The Kirki was a 210-metre-long Greek-registered oil tanker which caught fire in the early morning of 21 July 1991, 30 km west of the fishing town of Cervantes, Western Australia, causing what was the worst oil spill to have occurred in Australian waters.

The ship encountered severe weather and rough seas, which caused leaks and a buildup of water in the ship’s ballast, creating unanticipated strain on the structure.

This eventually resulted in the ship’s bow tearing off, rupturing the forward storage tanks and causing an oil spill estimated at 17,700 tonnes, or 5.2 million gallons.

The oil then caught fire, ignited by damaged electrical cables that were short-circuiting on the severed part of the bow.

The crew sent out a distress call at 3:02am on 21 July, and after it became clear how dire the situation was, the 37-strong crew were evacuated by Australian rescue helicopters over the next few hours.

After the fire was confirmed to be extinguished, the still-leaking ship was towed to Cape Preston by a number of tugboats and an oil rig support vessel, the Lady Kathleen, where the remaining light crude oil and heavy fuel oil were transferred to another tanker, the Flying Clipper, on 18 August.

Kirki was then towed to Singapore, where it was drydocked and dismantled for scrap.

The incident was the subject of a now-famous Clarke & Dawe sketch, “The Front Fell Off” from A Current Affair.

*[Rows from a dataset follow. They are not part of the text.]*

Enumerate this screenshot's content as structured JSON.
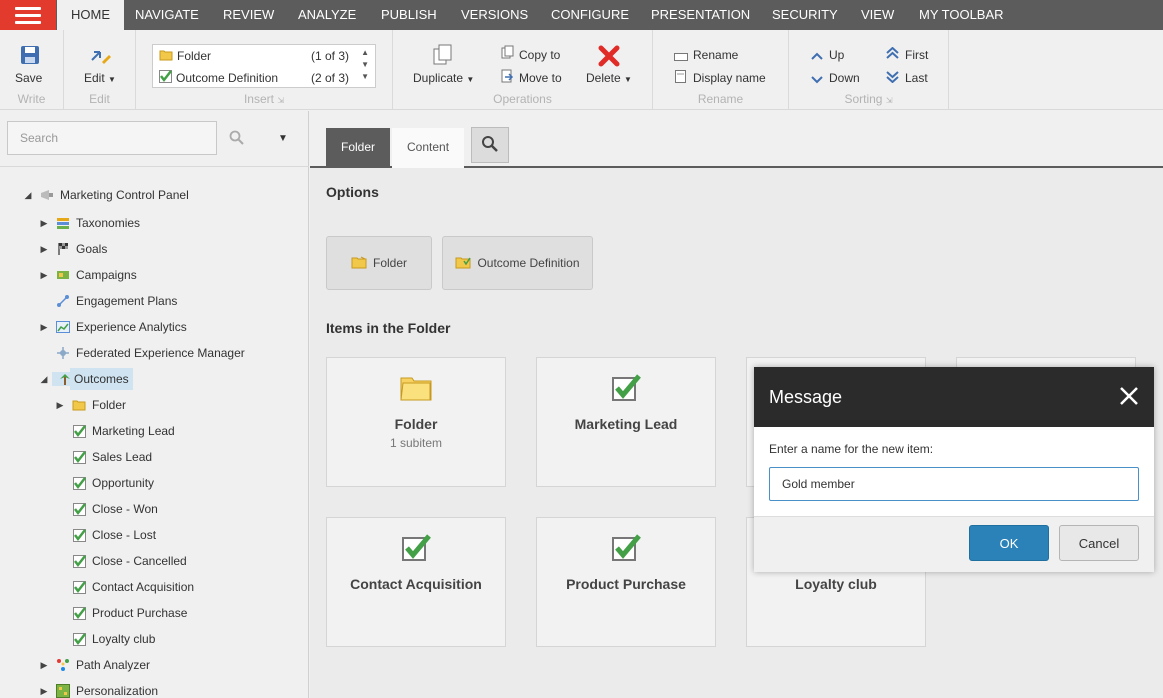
{
  "menu": {
    "tabs": [
      "HOME",
      "NAVIGATE",
      "REVIEW",
      "ANALYZE",
      "PUBLISH",
      "VERSIONS",
      "CONFIGURE",
      "PRESENTATION",
      "SECURITY",
      "VIEW",
      "MY TOOLBAR"
    ],
    "active": "HOME"
  },
  "ribbon": {
    "write": {
      "save": "Save",
      "group": "Write"
    },
    "edit": {
      "edit": "Edit",
      "group": "Edit"
    },
    "insert": {
      "items": [
        {
          "label": "Folder",
          "count": "(1 of 3)"
        },
        {
          "label": "Outcome Definition",
          "count": "(2 of 3)"
        }
      ],
      "group": "Insert"
    },
    "operations": {
      "duplicate": "Duplicate",
      "copy_to": "Copy to",
      "move_to": "Move to",
      "delete": "Delete",
      "group": "Operations"
    },
    "rename": {
      "rename": "Rename",
      "display_name": "Display name",
      "group": "Rename"
    },
    "sorting": {
      "up": "Up",
      "down": "Down",
      "first": "First",
      "last": "Last",
      "group": "Sorting"
    }
  },
  "search": {
    "placeholder": "Search"
  },
  "tree": {
    "root": "Marketing Control Panel",
    "items": [
      {
        "label": "Taxonomies"
      },
      {
        "label": "Goals"
      },
      {
        "label": "Campaigns"
      },
      {
        "label": "Engagement Plans"
      },
      {
        "label": "Experience Analytics"
      },
      {
        "label": "Federated Experience Manager"
      },
      {
        "label": "Outcomes"
      }
    ],
    "outcomes_children": [
      {
        "label": "Folder"
      },
      {
        "label": "Marketing Lead"
      },
      {
        "label": "Sales Lead"
      },
      {
        "label": "Opportunity"
      },
      {
        "label": "Close - Won"
      },
      {
        "label": "Close - Lost"
      },
      {
        "label": "Close - Cancelled"
      },
      {
        "label": "Contact Acquisition"
      },
      {
        "label": "Product Purchase"
      },
      {
        "label": "Loyalty club"
      }
    ],
    "after": [
      {
        "label": "Path Analyzer"
      },
      {
        "label": "Personalization"
      }
    ]
  },
  "content": {
    "tabs": {
      "folder": "Folder",
      "content": "Content"
    },
    "options_title": "Options",
    "options": {
      "folder": "Folder",
      "outcome_definition": "Outcome Definition"
    },
    "items_title": "Items in the Folder",
    "tiles": [
      {
        "name": "Folder",
        "sub": "1 subitem"
      },
      {
        "name": "Marketing Lead"
      },
      {
        "name": "Contact Acquisition"
      },
      {
        "name": "Product Purchase"
      },
      {
        "name": "Loyalty club"
      }
    ]
  },
  "dialog": {
    "title": "Message",
    "prompt": "Enter a name for the new item:",
    "value": "Gold member",
    "ok": "OK",
    "cancel": "Cancel"
  },
  "colors": {
    "menu_bg": "#5c5c5c",
    "hamburger": "#e23b2e",
    "dialog_head": "#2b2b2b",
    "ok_button": "#2a82b8",
    "check_green": "#43a047",
    "selected_row": "#cfe3f0"
  }
}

Source: Wikipedia

About Craig Hill

Social Justice Campaigner. Business and Education Consultant. Former Business/ESL Teacher. Lived in China and USA. Dealing with disability. My articles have been cited in New York Times, BBC, Fox News, Aljazeera, Philippines Star, South China Morning Post, National Interest, news.com.au, Wikipedia and many other international publications.

Discussion

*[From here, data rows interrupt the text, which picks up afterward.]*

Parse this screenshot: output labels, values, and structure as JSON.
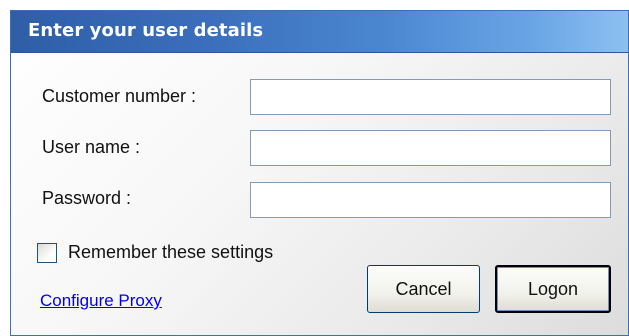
{
  "dialog": {
    "title": "Enter your user details",
    "fields": {
      "customer_number": {
        "label": "Customer number :",
        "value": "",
        "placeholder": ""
      },
      "user_name": {
        "label": "User name :",
        "value": "",
        "placeholder": ""
      },
      "password": {
        "label": "Password :",
        "value": "",
        "placeholder": ""
      }
    },
    "remember": {
      "label": "Remember these settings",
      "checked": false
    },
    "configure_proxy_link": "Configure Proxy",
    "buttons": {
      "cancel": "Cancel",
      "logon": "Logon"
    }
  },
  "colors": {
    "titlebar_start": "#2f5ea6",
    "titlebar_end": "#8cc0f0",
    "link": "#0000ee",
    "field_border": "#7f9db9"
  }
}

No comments yet.

Leave a Reply

Fill in your details below or click an icon to log in:

WordPress.com Logo

You are commenting using your WordPress.com account. Log Out /  Change )

Twitter picture

You are commenting using your Twitter account. Log Out /  Change )

Facebook photo

You are commenting using your Facebook account. Log Out /  Change )

Connecting to %s

If you liked what you just read, click "Subscribe" to become a follower of the Craig Hill site. You will receive an email each time a new post is published.

Join 1,786 other subscribers

Follow me on Twitter

%d bloggers like this: